[Required action] Each line of the material should be set down exactly. Pictures are not part of the copy.

[Data records]
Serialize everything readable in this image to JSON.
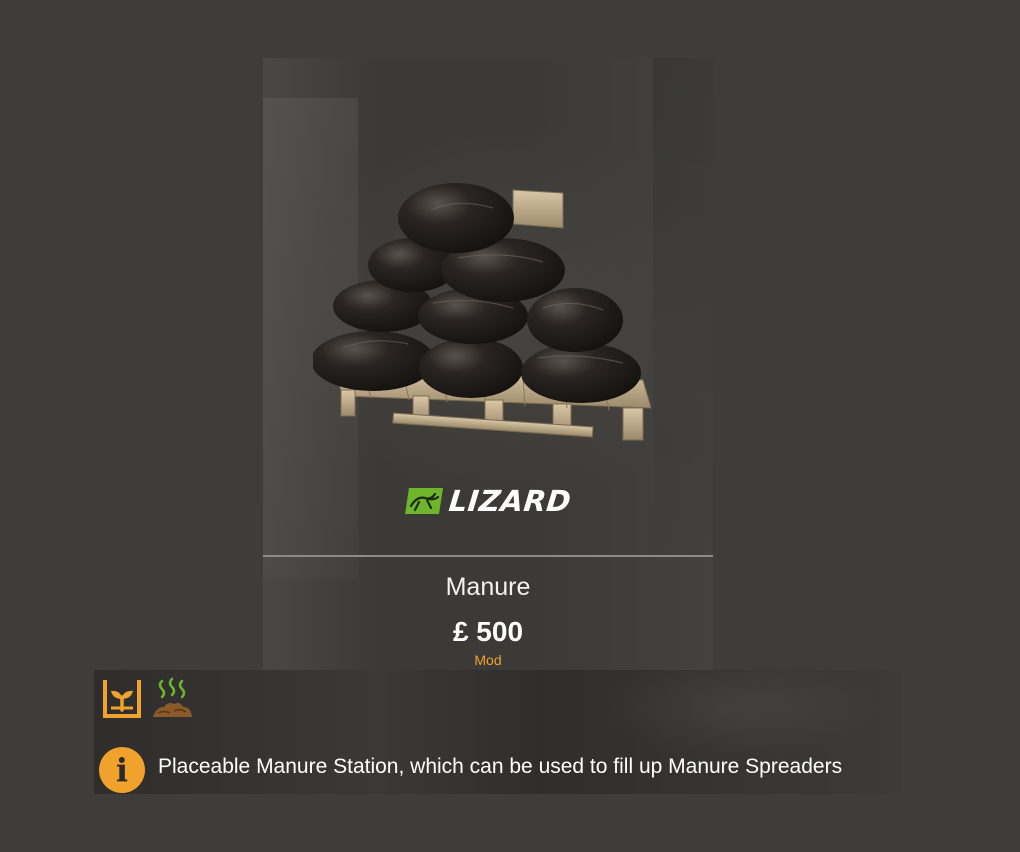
{
  "product": {
    "brand": "LIZARD",
    "name": "Manure",
    "price": "£ 500",
    "source": "Mod"
  },
  "info": {
    "description": "Placeable Manure Station, which can be used to fill up Manure Spreaders",
    "category_icons": [
      "fertilizer-storage-icon",
      "manure-icon"
    ]
  },
  "colors": {
    "accent": "#f0a22c",
    "brand_green": "#6fb52c",
    "background": "#3f3d3a"
  }
}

[Response box]
Serialize everything readable in this image to JSON.
{
  "product": {
    "brand": "LIZARD",
    "name": "Manure",
    "price": "£ 500",
    "source": "Mod"
  },
  "info": {
    "description": "Placeable Manure Station, which can be used to fill up Manure Spreaders",
    "category_icons": [
      "fertilizer-storage-icon",
      "manure-icon"
    ]
  },
  "colors": {
    "accent": "#f0a22c",
    "brand_green": "#6fb52c",
    "background": "#3f3d3a"
  }
}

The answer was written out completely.